GIVEN RECORDS START

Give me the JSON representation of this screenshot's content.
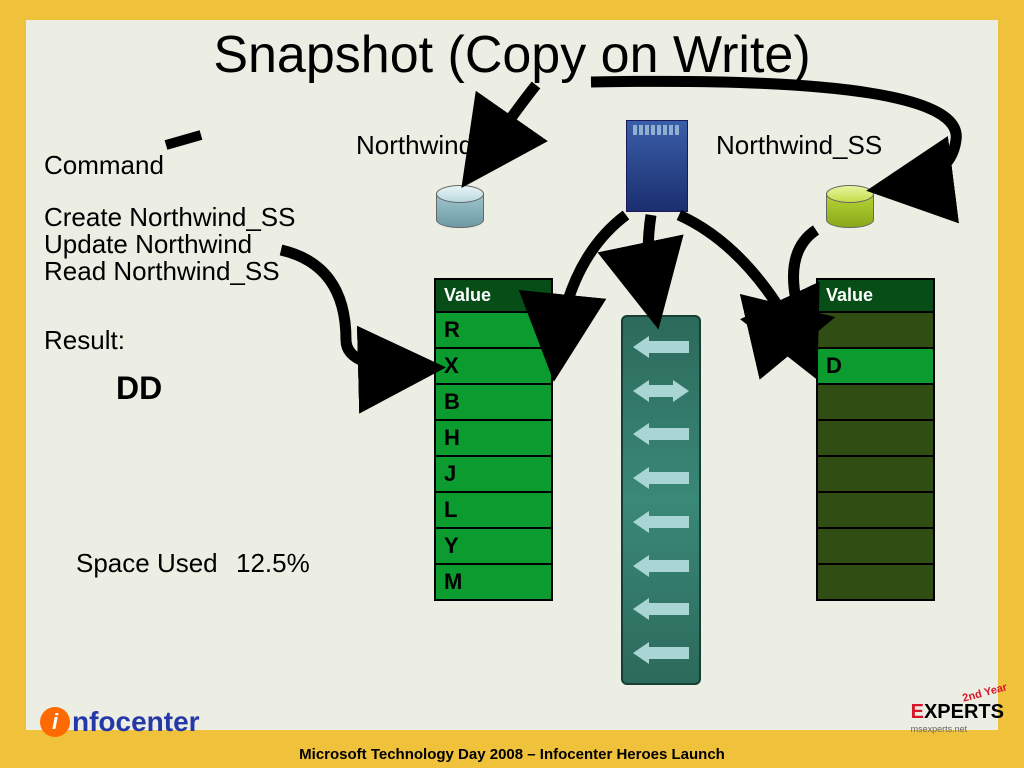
{
  "title": "Snapshot (Copy on Write)",
  "labels": {
    "command": "Command",
    "northwind": "Northwind",
    "northwind_ss": "Northwind_SS",
    "result": "Result:",
    "space_used": "Space Used",
    "value_hdr": "Value"
  },
  "commands": {
    "line1": "Create Northwind_SS",
    "line2": "Update Northwind",
    "line3": "Read Northwind_SS"
  },
  "result_value": "DD",
  "space_used_value": "12.5%",
  "northwind_rows": [
    "R",
    "X",
    "B",
    "H",
    "J",
    "L",
    "Y",
    "M"
  ],
  "ss_rows": [
    "",
    "D",
    "",
    "",
    "",
    "",
    "",
    ""
  ],
  "footer": "Microsoft Technology Day 2008 – Infocenter Heroes Launch",
  "logo_left": "nfocenter",
  "logo_right": {
    "pre": "E",
    "rest": "XPERTS",
    "sub": "msexperts.net",
    "year": "2nd Year"
  }
}
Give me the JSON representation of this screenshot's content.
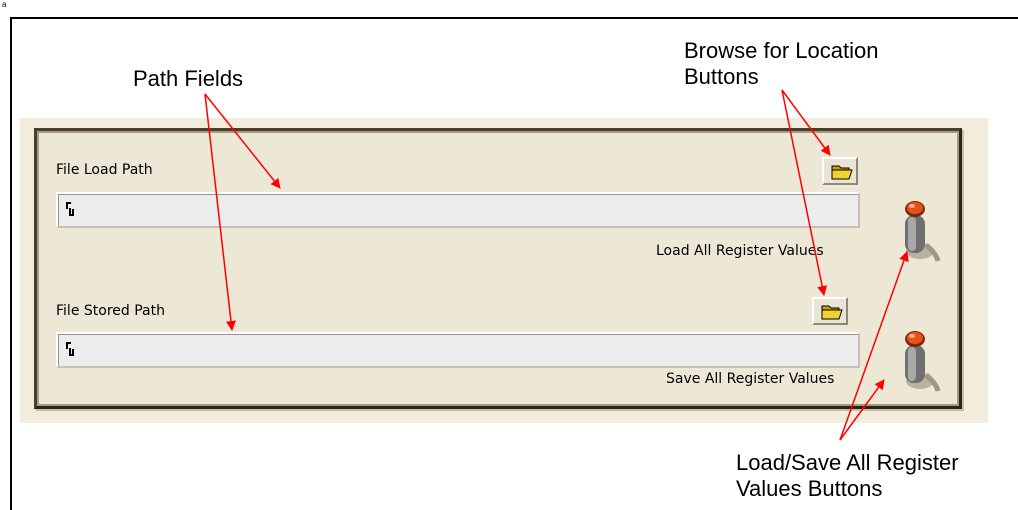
{
  "corner_mark": "a",
  "callouts": {
    "path_fields": "Path Fields",
    "browse_line1": "Browse for Location",
    "browse_line2": "Buttons",
    "loadsave_line1": "Load/Save All Register",
    "loadsave_line2": "Values Buttons"
  },
  "panel": {
    "load": {
      "label": "File Load Path",
      "value": "",
      "path_icon": "path-icon",
      "browse_icon": "folder-icon",
      "toggle_label": "Load All Register Values",
      "toggle_icon": "toggle-switch-icon"
    },
    "store": {
      "label": "File Stored Path",
      "value": "",
      "path_icon": "path-icon",
      "browse_icon": "folder-icon",
      "toggle_label": "Save All Register Values",
      "toggle_icon": "toggle-switch-icon"
    }
  },
  "colors": {
    "annotation_arrow": "#ff0000",
    "panel_background": "#ede7d5",
    "path_field": "#ececec",
    "toggle_led": "#e8501a"
  }
}
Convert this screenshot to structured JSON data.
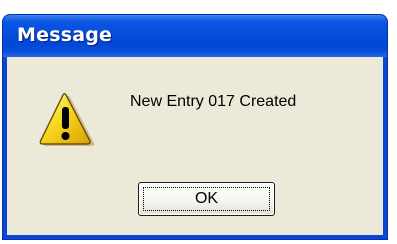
{
  "window": {
    "title": "Message"
  },
  "dialog": {
    "icon": "warning-icon",
    "message": "New Entry 017 Created",
    "ok_label": "OK"
  },
  "colors": {
    "title_bar": "#0650dc",
    "client_background": "#ece9d8",
    "warning_fill": "#f8d820"
  }
}
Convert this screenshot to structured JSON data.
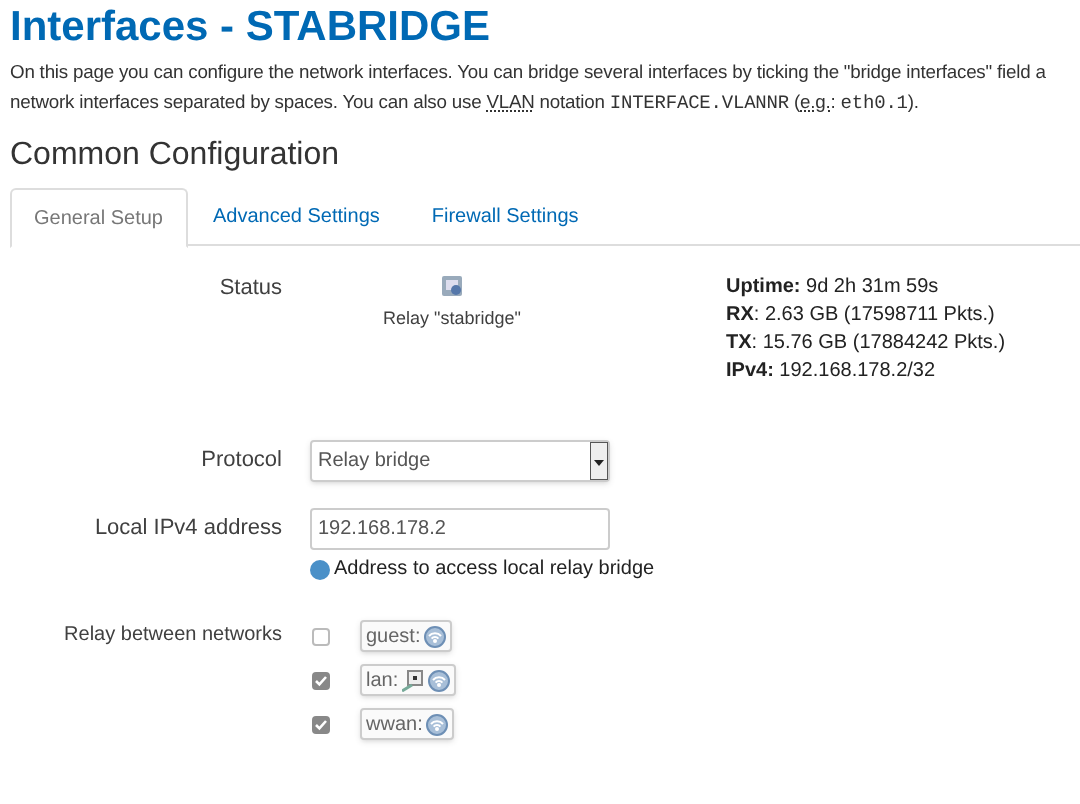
{
  "page_title": "Interfaces - STABRIDGE",
  "description": [
    {
      "kind": "text",
      "text": "On this page you can configure the network interfaces. You can bridge several interfaces by ticking the \"bridge interfaces\" field a"
    },
    {
      "kind": "break"
    },
    {
      "kind": "text",
      "text": "network interfaces separated by spaces. You can also use "
    },
    {
      "kind": "abbr",
      "text": "VLAN"
    },
    {
      "kind": "text",
      "text": " notation "
    },
    {
      "kind": "code",
      "text": "INTERFACE.VLANNR"
    },
    {
      "kind": "text",
      "text": " ("
    },
    {
      "kind": "abbr",
      "text": "e.g."
    },
    {
      "kind": "text",
      "text": ": "
    },
    {
      "kind": "code",
      "text": "eth0.1"
    },
    {
      "kind": "text",
      "text": ")."
    }
  ],
  "section_title": "Common Configuration",
  "tabs": [
    {
      "label": "General Setup",
      "selected": true
    },
    {
      "label": "Advanced Settings",
      "selected": false
    },
    {
      "label": "Firewall Settings",
      "selected": false
    }
  ],
  "status": {
    "label": "Status",
    "device": "Relay \"stabridge\"",
    "stats": [
      {
        "key": "Uptime:",
        "value": " 9d 2h 31m 59s"
      },
      {
        "key": "RX",
        "value": ": 2.63 GB (17598711 Pkts.)"
      },
      {
        "key": "TX",
        "value": ": 15.76 GB (17884242 Pkts.)"
      },
      {
        "key": "IPv4:",
        "value": " 192.168.178.2/32"
      }
    ]
  },
  "protocol": {
    "label": "Protocol",
    "value": "Relay bridge"
  },
  "local_ipv4": {
    "label": "Local IPv4 address",
    "value": "192.168.178.2",
    "hint": "Address to access local relay bridge"
  },
  "relay": {
    "label": "Relay between networks",
    "networks": [
      {
        "name": "guest:",
        "checked": false,
        "interfaces": [
          {
            "kind": "wireless"
          }
        ]
      },
      {
        "name": "lan:",
        "checked": true,
        "interfaces": [
          {
            "kind": "wired"
          },
          {
            "kind": "wireless"
          }
        ]
      },
      {
        "name": "wwan:",
        "checked": true,
        "interfaces": [
          {
            "kind": "wireless"
          }
        ]
      }
    ]
  }
}
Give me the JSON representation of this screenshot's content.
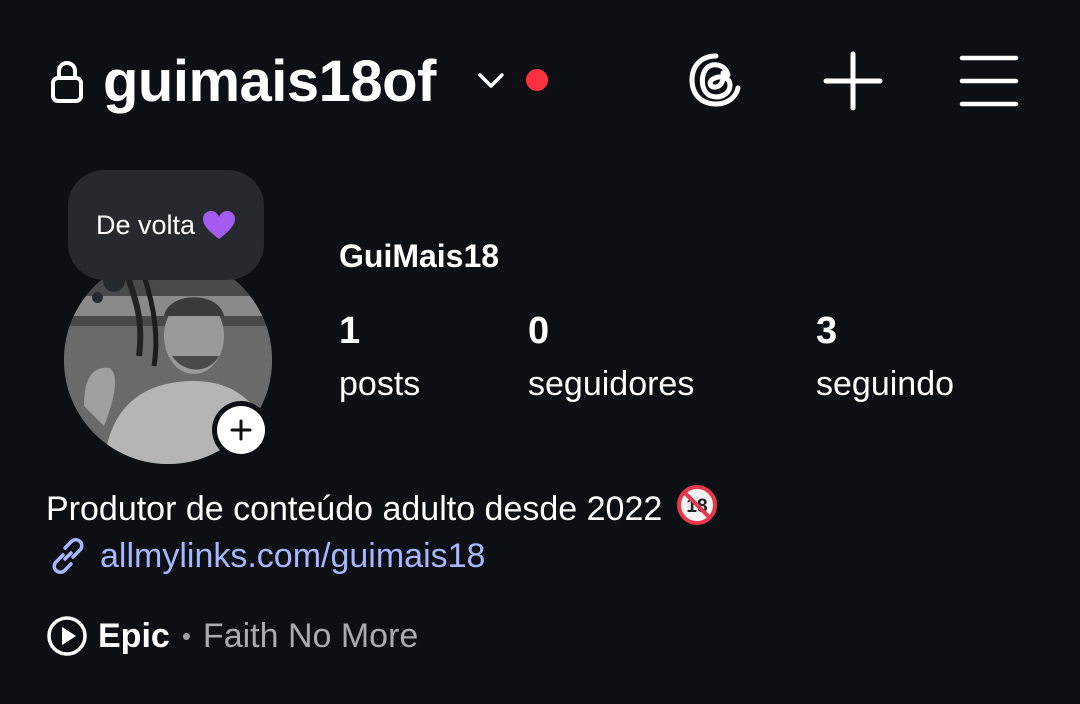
{
  "header": {
    "username": "guimais18of",
    "icons": {
      "lock": "lock-icon",
      "dropdown": "chevron-down-icon",
      "threads": "threads-icon",
      "create": "plus-icon",
      "menu": "hamburger-menu-icon"
    },
    "live_dot_color": "#ff3040"
  },
  "profile": {
    "note": "De volta",
    "note_emoji": "purple-heart-icon",
    "display_name": "GuiMais18",
    "stats": [
      {
        "value": "1",
        "label": "posts"
      },
      {
        "value": "0",
        "label": "seguidores"
      },
      {
        "value": "3",
        "label": "seguindo"
      }
    ]
  },
  "bio": {
    "text": "Produtor de conteúdo adulto desde 2022",
    "emoji": "no-one-under-eighteen-icon",
    "link": "allmylinks.com/guimais18",
    "link_color": "#a8b5ff"
  },
  "music": {
    "song": "Epic",
    "separator": "•",
    "artist": "Faith No More"
  },
  "colors": {
    "background": "#0c1014",
    "note_bubble": "#262a2f",
    "text": "#ffffff",
    "muted": "#a8acb1"
  }
}
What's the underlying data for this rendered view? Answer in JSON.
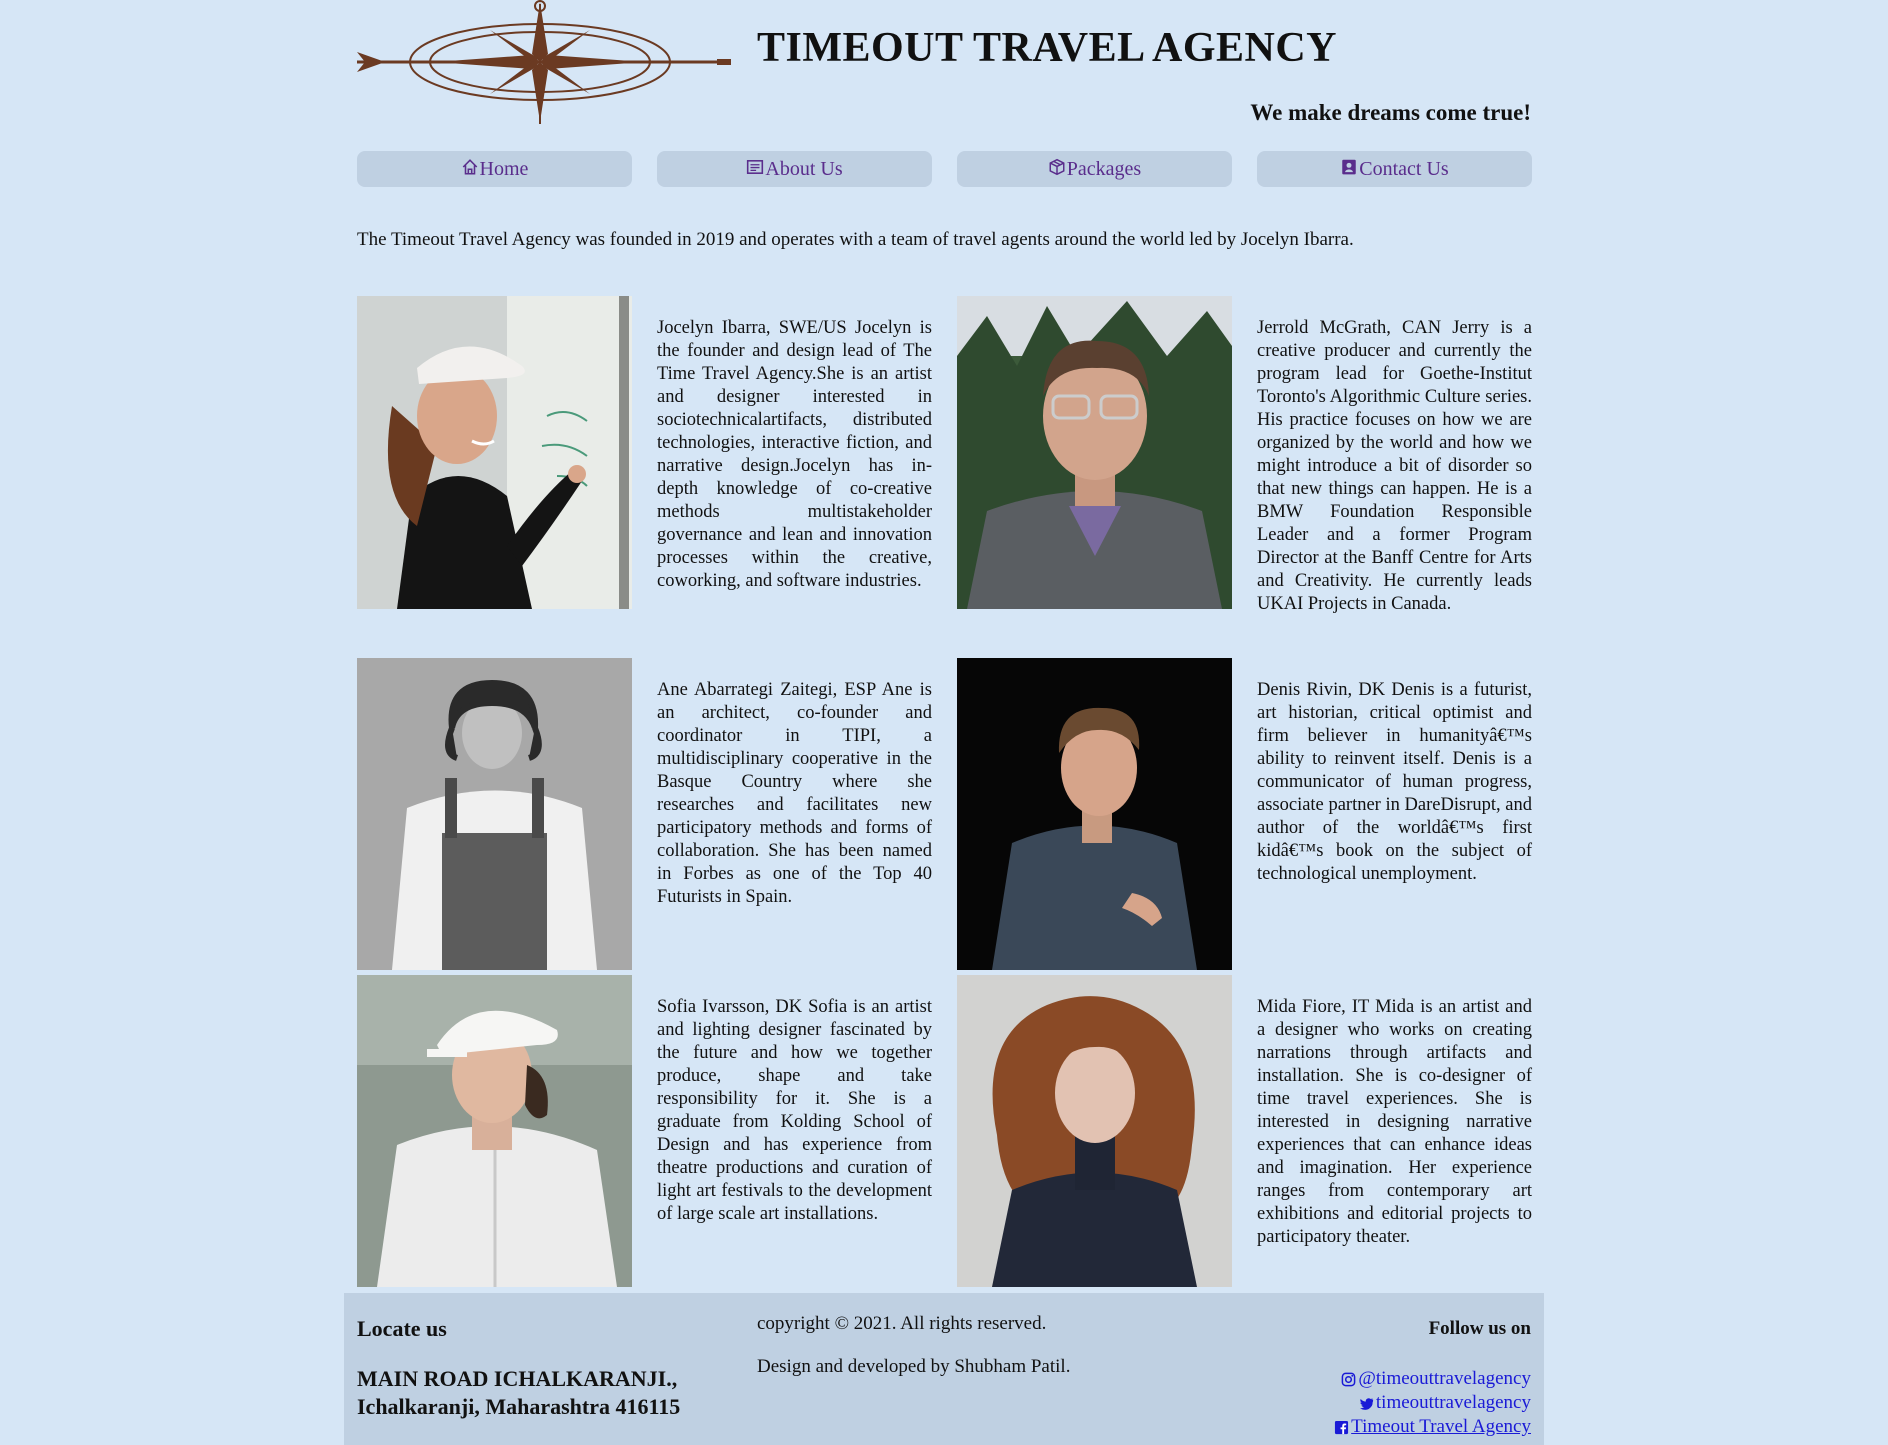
{
  "header": {
    "title": "TIMEOUT TRAVEL AGENCY",
    "tagline": "We make dreams come true!"
  },
  "nav": {
    "items": [
      {
        "label": "Home",
        "icon": "home-icon"
      },
      {
        "label": "About Us",
        "icon": "document-icon"
      },
      {
        "label": "Packages",
        "icon": "package-icon"
      },
      {
        "label": "Contact Us",
        "icon": "contact-card-icon"
      }
    ],
    "text_color": "#5a2d8c",
    "button_color": "#bfd0e2"
  },
  "intro": "The Timeout Travel Agency was founded in 2019 and operates with a team of travel agents around the world led by Jocelyn Ibarra.",
  "team": [
    {
      "bio": "Jocelyn Ibarra, SWE/US Jocelyn is the founder and design lead of The Time Travel Agency.She is an artist and designer interested in sociotechnicalartifacts, distributed technologies, interactive fiction, and narrative design.Jocelyn has in-depth knowledge of co-creative methods multistakeholder governance and lean and innovation processes within the creative, coworking, and software industries."
    },
    {
      "bio": "Jerrold McGrath, CAN Jerry is a creative producer and currently the program lead for Goethe-Institut Toronto's Algorithmic Culture series. His practice focuses on how we are organized by the world and how we might introduce a bit of disorder so that new things can happen. He is a BMW Foundation Responsible Leader and a former Program Director at the Banff Centre for Arts and Creativity. He currently leads UKAI Projects in Canada."
    },
    {
      "bio": "Ane Abarrategi Zaitegi, ESP Ane is an architect, co-founder and coordinator in TIPI, a multidisciplinary cooperative in the Basque Country where she researches and facilitates new participatory methods and forms of collaboration. She has been named in Forbes as one of the Top 40 Futurists in Spain."
    },
    {
      "bio": "Denis Rivin, DK Denis is a futurist, art historian, critical optimist and firm believer in humanityâ€™s ability to reinvent itself. Denis is a communicator of human progress, associate partner in DareDisrupt, and author of the worldâ€™s first kidâ€™s book on the subject of technological unemployment."
    },
    {
      "bio": "Sofia Ivarsson, DK Sofia is an artist and lighting designer fascinated by the future and how we together produce, shape and take responsibility for it. She is a graduate from Kolding School of Design and has experience from theatre productions and curation of light art festivals to the development of large scale art installations."
    },
    {
      "bio": "Mida Fiore, IT Mida is an artist and a designer who works on creating narrations through artifacts and installation. She is co-designer of time travel experiences. She is interested in designing narrative experiences that can enhance ideas and imagination. Her experience ranges from contemporary art exhibitions and editorial projects to participatory theater."
    }
  ],
  "footer": {
    "locate_heading": "Locate us",
    "address_line1": "MAIN ROAD ICHALKARANJI.,",
    "address_line2": "Ichalkaranji, Maharashtra 416115",
    "copyright": "copyright © 2021. All rights reserved.",
    "credit": "Design and developed by Shubham Patil.",
    "follow_heading": "Follow us on",
    "social": [
      {
        "label": "@timeouttravelagency",
        "icon": "instagram-icon"
      },
      {
        "label": "timeouttravelagency",
        "icon": "twitter-icon"
      },
      {
        "label": "Timeout Travel Agency",
        "icon": "facebook-icon"
      }
    ],
    "link_color": "#1a1ad6"
  }
}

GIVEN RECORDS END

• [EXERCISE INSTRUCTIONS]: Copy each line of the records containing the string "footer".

• [COMPLETED TASK]:
  "footer": "Microsoft Technology Day 2008 – Infocenter Heroes Launch",
  "footer": {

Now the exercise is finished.